Weighing in With Dr. Luke Shapiro


Dentists Against Coronavirus is a Facebook group with over 34,000 current members that is exclusively FOR dentists. The group membership exploded in less than one week. Only four days after it was created on March 12, 2020, the group gained an amazing 20,000 members. In a time where we would normally feel isolated and alone, social media has become a virtual gathering place for dentists to look for support, ask for advice, share memes and work through this together. So many educators and industry experts have come together during this time to offer free advice so that we can all come out of this healthy and successful!

I got the chance to interview Dr. Eszter Kiss – the founder of the Facebook group, via none other than Facebook messenger. She currently lives in Bern, Switzerland, and has been practicing for 20 years.

Could you delve into some of your background?  Where did you grow up, where do you practice, etc.?

I was born in Hungary and grew up with socialism in the 1980s. My family and my schools taught me critical thinking, not to believe or accept all things as they are being told. I was raised by a single mother with a motto: You can only count on yourself, and with a sense of humor, you can survive everything. At 24, I opened my first dental practice in the outskirts of Budapest. It was 18 square meters altogether. I worked there for more than a decade. I believe in small practices. They are cozy, and the patients are awesome. It’s like a big family! The changes and financial planning are less stressful, as well. I also spent a few years in the British NHS, where I first experienced how important it is to discuss things with your dentist friends. This is a lonely profession, and we don’t even have time for ourselves or our families. Competition is high, and you don’t know who to trust. It is a gift to find some like-minded colleagues you can talk to. For a short while, I studied life and business coaching, which helped me overcome perfectionism and support others in their goals. I taught dental nurses for one year before I came to Switzerland in 2014. I have been working here in my own small practice since then.

Why did you start the Facebook group?

Since the outbreak in China, I have been looking for resources about what to do in the dental practice to avoid cross-infection and self-contamination. I wanted to be prepared. I was curious how the Chinese dentists handled the virus, but I couldn’t find anything. I was searching the WHO website and various dental associations for information, there was nothing specific for dentists. I looked into some dental groups I subscribe to, and nobody seemed to care about the coming pandemic. Now that the pandemic reached Switzerland, I felt our dental community was paralyzed and unaware of the consequences of postponing to take action. I felt an increasing pressure to stand up and think together, or at least inform other dentists in countries where the virus had not been as widespread. I just wanted to talk to some colleagues … Now we are over 22.000 members in only four days.

What’s the situation like in your area?
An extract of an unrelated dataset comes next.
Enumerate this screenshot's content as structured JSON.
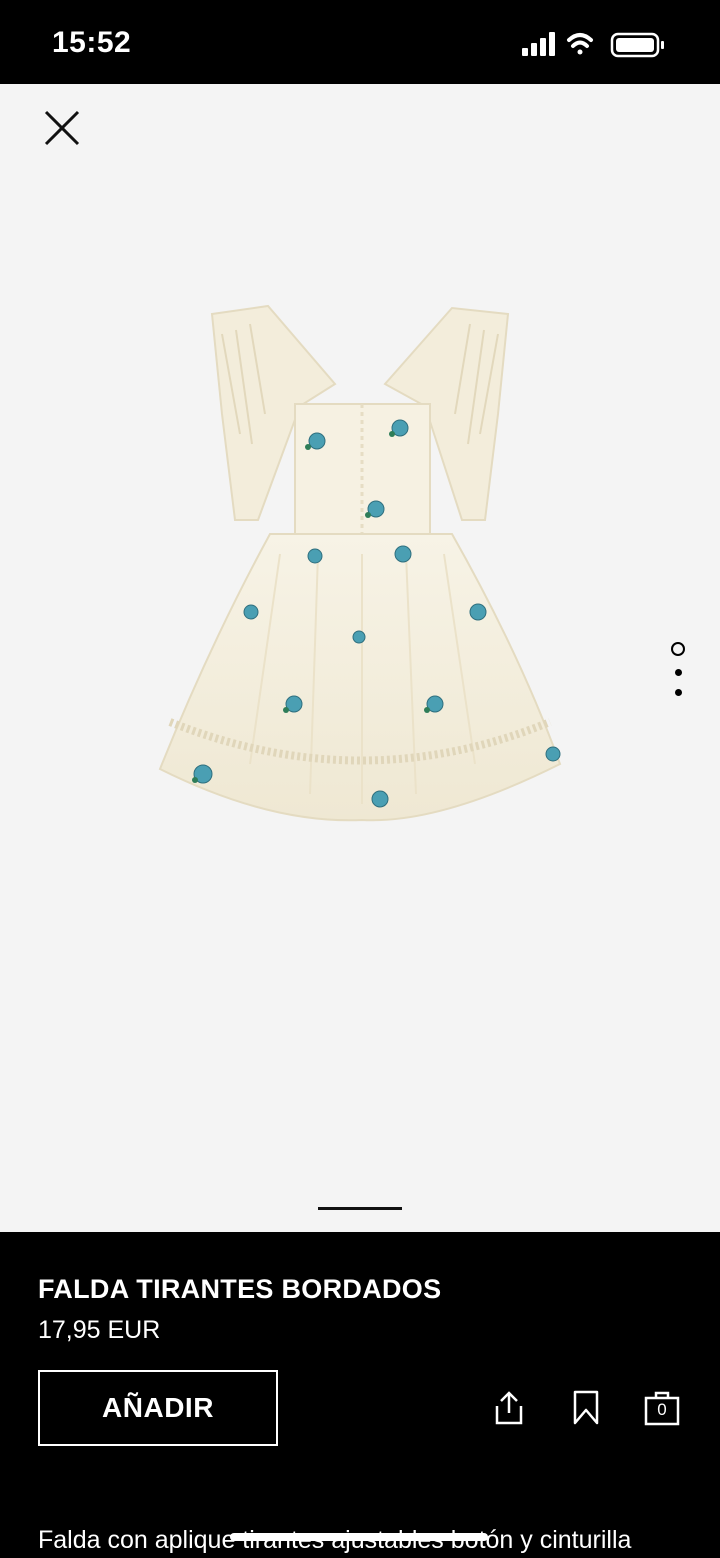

Switzerland took things quite relaxed and slow. Hardly anyone took the outbreak in China seriously. However, I made a pandemic plan for the practice well before any official recommendations. I ordered some advanced PPE to survive a few weeks of possible crisis and started screening and asking all my patients to disinfect their hands on entering. Some of them refused, so I started to educate them about infection control. After Italy was run down by the virus, we still kept the borders wide open. The infection then started to spread here rapidly, but reactions seemed too mild. Meanwhile, the country ran out of disinfectants and all kinds of face masks. Moreover, Germany stopped exporting both of these times. People started stealing masks, respirators and disinfectants from hospitals. Meanwhile, our country managed to rank in second place after Italy on the list of cases per million population. Our healthcare is of high quality, but the resources are quite limited. There are around 10 ICU ventilators per 100,000 people. The state of emergency was announced on March 16th, and dentists can see only emergency patients until April 19th at the earliest. To be honest, I was relieved to hear that, and our patients accepted these measures really well.

Thoughts on what the future is to bring?

This is going to be a tough time for everybody, and we all have to take part in caring for those in need. If we all could keep our life simple without the greed to consume more and more, the coming months would be less painful. I still trust in solidarity, however I also know human nature … Communities will play a great role in surviving the coming period. It might sound contradictory in these times of social distancing, but I think our group is an interesting example of this.